These writers’ choices of whom to follow, what scenes and details to include — all of it is grounded in the clarity of their theme. Dip into almost any of their stories, and you’ll see it. You might start with Givhan’s clear-eyed account of Bill Cosby’s entrance at an arraignment, or “Miranda’s Rebellion,” McCrummen’s masterful take on a Southern woman crossing the political divide, or “Into the Lonely Quiet,” a justifiably famous piece where Saslow ushers us with great care and empathy into the wilderness of grief created by the shooting at Sandy Hook Elementary. At every step, in each of these stories, the journalists know what they’re doing and why they are doing it, and they make sure the reader knows it, too.
I also study the one-paragraph blurbs that usually run at the top of long newspaper takeouts and magazine pieces. The good ones are irresistible distillations of the story to come. Once I assigned a student to dissect the blurbs that opened every piece in an anthology of Gary Smith profiles. Those blurbs were a master class on identifying what matters. One of my favorite blurbs of all time appeared at the top of Chris Jones’ Esquire piece about a disturbed man releasing dozens of dangerous animals outside a small Midwestern town.
It was dark and wet and dangerous in Zanesville, Ohio. Terry Thompson had let his scores of big animals out of their hard, grim cages, then shot himself in the head. The tigers and bears were loose. Night was falling. Everything was out of control.
Learning from movie trailers and music
I take inspiration from all forms of storytelling. I am obsessed with movie trailers — I can watch them for an hour at a time — because the studios assemble those mini-dramas with great care, knowing that tens of millions of dollars are riding on a preview’s ability to draw an audience. Some trailers are very, very good. Some are hackneyed. But even the bad ones are educational, teaching me what not to do.
I’m equally fanatical in my study of great songwriters, because they know they don’t have much space and must make their points quickly. I have long admired the first line of “Eleanor Rigby” — “Look at all the lonely people” — and wondered how Lennon and McCartney achieved such simplicity and clarity when they were so young. They open the song with what amounts to a nut sentence, appealing to the mind’s eye of the listener to recognize the plague of loneliness around us all. Then they zoom in on Eleanor, picking up the rice after the wedding.

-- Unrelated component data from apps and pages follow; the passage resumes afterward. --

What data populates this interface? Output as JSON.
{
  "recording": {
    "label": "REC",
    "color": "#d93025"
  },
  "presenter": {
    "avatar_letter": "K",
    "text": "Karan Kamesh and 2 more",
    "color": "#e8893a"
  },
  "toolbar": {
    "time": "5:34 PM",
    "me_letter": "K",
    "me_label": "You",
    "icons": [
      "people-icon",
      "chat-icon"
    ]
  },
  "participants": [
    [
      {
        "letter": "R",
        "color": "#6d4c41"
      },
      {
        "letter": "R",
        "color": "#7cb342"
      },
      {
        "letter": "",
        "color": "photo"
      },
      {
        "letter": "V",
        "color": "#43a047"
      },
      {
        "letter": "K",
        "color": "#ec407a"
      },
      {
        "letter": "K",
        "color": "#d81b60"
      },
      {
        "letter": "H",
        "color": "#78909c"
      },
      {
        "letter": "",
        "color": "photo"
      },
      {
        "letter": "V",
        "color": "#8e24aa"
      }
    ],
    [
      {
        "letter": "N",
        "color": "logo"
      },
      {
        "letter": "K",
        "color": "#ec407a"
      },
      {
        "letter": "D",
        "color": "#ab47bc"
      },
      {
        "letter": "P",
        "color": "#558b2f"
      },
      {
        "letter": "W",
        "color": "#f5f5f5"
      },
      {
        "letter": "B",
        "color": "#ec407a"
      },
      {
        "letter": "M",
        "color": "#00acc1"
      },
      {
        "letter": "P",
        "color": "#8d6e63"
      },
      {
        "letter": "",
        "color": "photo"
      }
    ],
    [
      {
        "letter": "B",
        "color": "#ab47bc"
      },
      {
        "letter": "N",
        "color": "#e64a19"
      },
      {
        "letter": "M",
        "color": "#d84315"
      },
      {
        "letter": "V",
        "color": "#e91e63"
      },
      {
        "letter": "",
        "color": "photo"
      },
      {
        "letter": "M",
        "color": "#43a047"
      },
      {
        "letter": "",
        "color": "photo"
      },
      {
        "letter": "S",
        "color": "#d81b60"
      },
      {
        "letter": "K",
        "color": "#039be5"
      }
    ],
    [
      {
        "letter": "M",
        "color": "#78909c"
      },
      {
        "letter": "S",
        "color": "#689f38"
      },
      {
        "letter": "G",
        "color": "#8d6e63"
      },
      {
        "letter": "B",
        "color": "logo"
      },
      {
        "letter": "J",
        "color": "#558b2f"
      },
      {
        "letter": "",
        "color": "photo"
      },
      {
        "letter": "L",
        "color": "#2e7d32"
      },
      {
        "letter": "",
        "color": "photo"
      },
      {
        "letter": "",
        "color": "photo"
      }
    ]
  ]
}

More recently I’ve been admiring “Do You Know the Way to San Jose,” the Dionne Warwick hit from 1968. I have a couple toddler daughters, and they love Warwick’s slinky “whoa-whoas” and the thumping beat, and they clamor for me to play it in the car on our way to preschool. I’d always thought of it as this light and breezy little number and had not paid much attention to the words. But then, on the umpteenth time my daughters requested it, I actually heard Hal David’s lyrics, and they hit me so hard I almost drove off the road.
L.A. is a great big freeway
Put a hundred down and buy a car
In a week, maybe two, they’ll make you a star
Weeks turn into years, how quick they pass
And all the stars that never were
Are parking cars and pumping gas
I mean, damn. That lethal little phrase — “In a week, maybe two” — was tossed off so casually. And it stunned me, the way the narrator’s ambitions and assumptions had boomeranged on her, sending her fleeing the City of Angels. The writer made it look easy, and that’s perhaps the hardest thing of all, to know the heart of your story so well that mapping it feels like breathing.
Thomas French is a Pulitzer Prize winning reporter and author of four books. He now teaches journalism at Indiana University.